ACTIVITY
The full set of lines below has to be duplicated exactly, with no picture kept.

++++ DATA FOR THIS EXERCISE

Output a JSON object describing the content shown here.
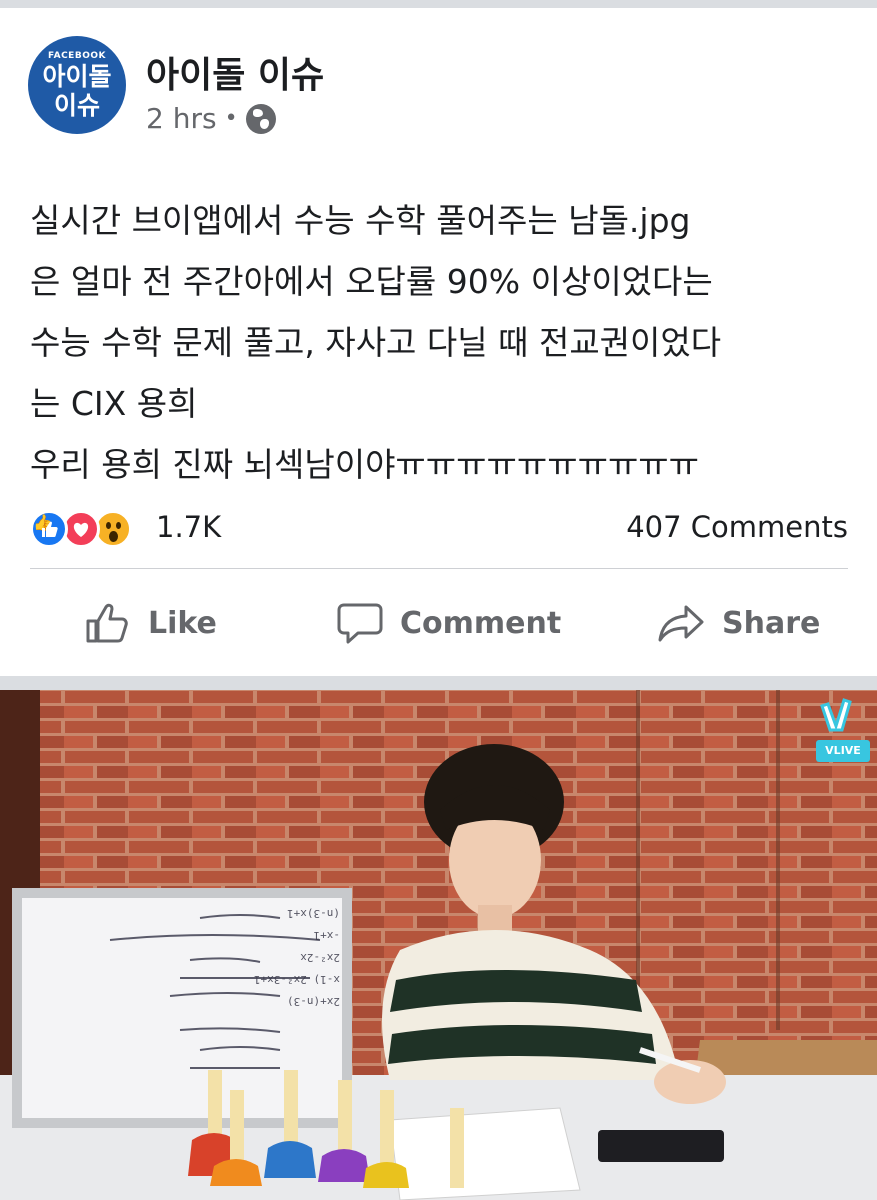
{
  "post": {
    "avatar": {
      "line_top": "FACEBOOK",
      "line1": "아이돌",
      "line2": "이슈"
    },
    "page_name": "아이돌 이슈",
    "time": "2 hrs",
    "separator_dot": "•",
    "text_lines": [
      "실시간 브이앱에서 수능 수학 풀어주는 남돌.jpg",
      "은 얼마 전 주간아에서 오답률 90% 이상이었다는",
      "수능 수학 문제 풀고, 자사고 다닐 때 전교권이었다",
      "는 CIX 용희",
      "우리 용희 진짜 뇌섹남이야ㅠㅠㅠㅠㅠㅠㅠㅠㅠㅠ"
    ]
  },
  "reactions": {
    "icons": [
      "like-icon",
      "love-icon",
      "wow-icon"
    ],
    "count": "1.7K",
    "comments": "407 Comments"
  },
  "actions": {
    "like_label": "Like",
    "comment_label": "Comment",
    "share_label": "Share"
  },
  "media": {
    "badge_text": "VLIVE",
    "whiteboard_lines": [
      "2x+(n-3)",
      "x-1) 2x²-3x+1",
      "2x²-2x",
      "-x+1",
      "(n-3)x+1"
    ]
  },
  "colors": {
    "brand_blue": "#1f5aa6",
    "like_blue": "#1877f2",
    "love_red": "#f33e58",
    "wow_yellow": "#f7b125",
    "muted_text": "#65676b",
    "vlive_teal": "#38c6e0"
  }
}
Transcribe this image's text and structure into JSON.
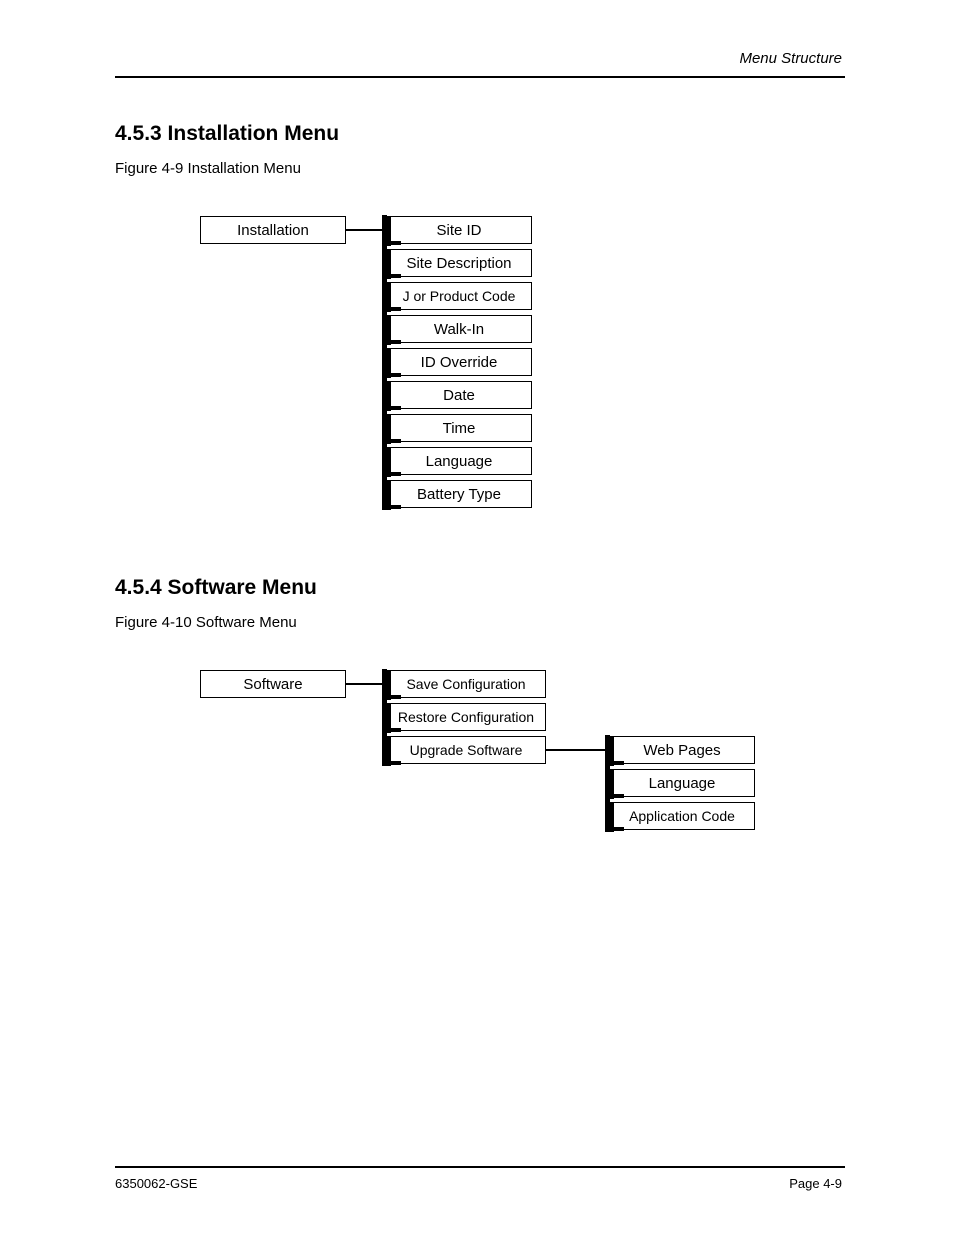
{
  "header": {
    "right": "Menu Structure"
  },
  "footer": {
    "left": "6350062-GSE",
    "right": "Page 4-9"
  },
  "section1": {
    "title": "4.5.3 Installation Menu",
    "caption": "Figure 4-9 Installation Menu",
    "root": "Installation",
    "items": [
      "Site ID",
      "Site Description",
      "J or Product Code",
      "Walk-In",
      "ID Override",
      "Date",
      "Time",
      "Language",
      "Battery Type"
    ]
  },
  "section2": {
    "title": "4.5.4 Software Menu",
    "caption": "Figure 4-10 Software Menu",
    "root": "Software",
    "items": [
      "Save Configuration",
      "Restore Configuration",
      "Upgrade Software"
    ],
    "subitems": [
      "Web Pages",
      "Language",
      "Application Code"
    ]
  }
}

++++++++

EXERCISE ANSWER
Output a JSON object describing the content shown here.
{
  "post": {
    "avatar": {
      "line_top": "FACEBOOK",
      "line1": "아이돌",
      "line2": "이슈"
    },
    "page_name": "아이돌 이슈",
    "time": "2 hrs",
    "separator_dot": "•",
    "text_lines": [
      "실시간 브이앱에서 수능 수학 풀어주는 남돌.jpg",
      "은 얼마 전 주간아에서 오답률 90% 이상이었다는",
      "수능 수학 문제 풀고, 자사고 다닐 때 전교권이었다",
      "는 CIX 용희",
      "우리 용희 진짜 뇌섹남이야ㅠㅠㅠㅠㅠㅠㅠㅠㅠㅠ"
    ]
  },
  "reactions": {
    "icons": [
      "like-icon",
      "love-icon",
      "wow-icon"
    ],
    "count": "1.7K",
    "comments": "407 Comments"
  },
  "actions": {
    "like_label": "Like",
    "comment_label": "Comment",
    "share_label": "Share"
  },
  "media": {
    "badge_text": "VLIVE",
    "whiteboard_lines": [
      "2x+(n-3)",
      "x-1) 2x²-3x+1",
      "2x²-2x",
      "-x+1",
      "(n-3)x+1"
    ]
  },
  "colors": {
    "brand_blue": "#1f5aa6",
    "like_blue": "#1877f2",
    "love_red": "#f33e58",
    "wow_yellow": "#f7b125",
    "muted_text": "#65676b",
    "vlive_teal": "#38c6e0"
  }
}
Transcribe this image's text and structure into JSON.
{
  "header": {
    "right": "Menu Structure"
  },
  "footer": {
    "left": "6350062-GSE",
    "right": "Page 4-9"
  },
  "section1": {
    "title": "4.5.3 Installation Menu",
    "caption": "Figure 4-9 Installation Menu",
    "root": "Installation",
    "items": [
      "Site ID",
      "Site Description",
      "J or Product Code",
      "Walk-In",
      "ID Override",
      "Date",
      "Time",
      "Language",
      "Battery Type"
    ]
  },
  "section2": {
    "title": "4.5.4 Software Menu",
    "caption": "Figure 4-10 Software Menu",
    "root": "Software",
    "items": [
      "Save Configuration",
      "Restore Configuration",
      "Upgrade Software"
    ],
    "subitems": [
      "Web Pages",
      "Language",
      "Application Code"
    ]
  }
}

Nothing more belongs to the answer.